New Federal Reserve Chair Janet Yellen spoke to congress today for the first time. The Wall Street Journal’s Jon Hilsenrath plucked out this bit from her prepared remarks re: the tremors in emerging markets as stimulus winds down:
FED DOESN’T ACCEPT BLAME FOR LATEST EMERGING MARKET SELLOFF: In a section in its official report to Congress, the Fed accepts that talk of pulling back on its bond-buying program last summer triggered stress in emerging markets. But officials don’t accept that the latest round of selling is due to the Fed. “Rather, a few adverse development – including a weaker-than-expected reading on Chinese manufacturing, a devaluation of the Argentine peso, and Turkey’s intervention to support its currency-triggered renewed turbulence in emerging markets, the Fed said. In her testimony, Ms. Yellen said this doesn’t yet look like a threat to the U.S. economy. But the Fed warns in its report that a number of emerging markets, “harbor significant economic and financial vulnerabilities.” An index of vulnerability presented in this report (Page 29) highlights Turkey, Brazil, India, Indonesia and South Africa as among the most vulnerable.

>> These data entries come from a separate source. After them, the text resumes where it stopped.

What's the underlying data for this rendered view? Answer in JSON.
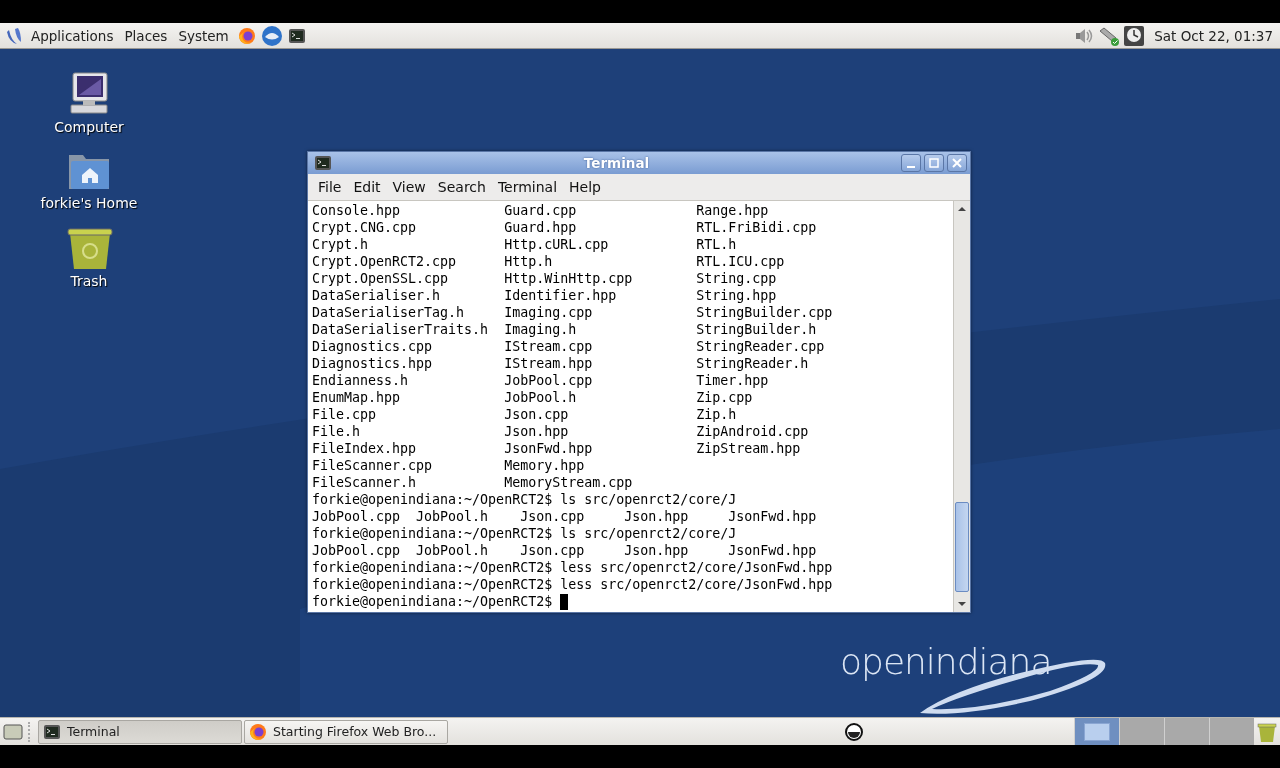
{
  "top_panel": {
    "menus": [
      {
        "label": "Applications"
      },
      {
        "label": "Places"
      },
      {
        "label": "System"
      }
    ],
    "clock": "Sat Oct 22, 01:37"
  },
  "desktop_icons": [
    {
      "label": "Computer",
      "kind": "computer"
    },
    {
      "label": "forkie's Home",
      "kind": "home"
    },
    {
      "label": "Trash",
      "kind": "trash"
    }
  ],
  "terminal": {
    "title": "Terminal",
    "menus": [
      "File",
      "Edit",
      "View",
      "Search",
      "Terminal",
      "Help"
    ],
    "lines": [
      "Console.hpp             Guard.cpp               Range.hpp",
      "Crypt.CNG.cpp           Guard.hpp               RTL.FriBidi.cpp",
      "Crypt.h                 Http.cURL.cpp           RTL.h",
      "Crypt.OpenRCT2.cpp      Http.h                  RTL.ICU.cpp",
      "Crypt.OpenSSL.cpp       Http.WinHttp.cpp        String.cpp",
      "DataSerialiser.h        Identifier.hpp          String.hpp",
      "DataSerialiserTag.h     Imaging.cpp             StringBuilder.cpp",
      "DataSerialiserTraits.h  Imaging.h               StringBuilder.h",
      "Diagnostics.cpp         IStream.cpp             StringReader.cpp",
      "Diagnostics.hpp         IStream.hpp             StringReader.h",
      "Endianness.h            JobPool.cpp             Timer.hpp",
      "EnumMap.hpp             JobPool.h               Zip.cpp",
      "File.cpp                Json.cpp                Zip.h",
      "File.h                  Json.hpp                ZipAndroid.cpp",
      "FileIndex.hpp           JsonFwd.hpp             ZipStream.hpp",
      "FileScanner.cpp         Memory.hpp",
      "FileScanner.h           MemoryStream.cpp",
      "forkie@openindiana:~/OpenRCT2$ ls src/openrct2/core/J",
      "JobPool.cpp  JobPool.h    Json.cpp     Json.hpp     JsonFwd.hpp",
      "forkie@openindiana:~/OpenRCT2$ ls src/openrct2/core/J",
      "JobPool.cpp  JobPool.h    Json.cpp     Json.hpp     JsonFwd.hpp",
      "forkie@openindiana:~/OpenRCT2$ less src/openrct2/core/JsonFwd.hpp",
      "forkie@openindiana:~/OpenRCT2$ less src/openrct2/core/JsonFwd.hpp"
    ],
    "prompt": "forkie@openindiana:~/OpenRCT2$"
  },
  "logo": "openindiana",
  "taskbar": {
    "windows": [
      {
        "label": "Terminal",
        "kind": "terminal",
        "selected": true
      },
      {
        "label": "Starting Firefox Web Bro...",
        "kind": "firefox",
        "selected": false
      }
    ],
    "workspaces": [
      {
        "selected": true
      },
      {
        "selected": false
      },
      {
        "selected": false
      },
      {
        "selected": false
      }
    ]
  }
}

Translation: Not our problem.
Four other takeaways here: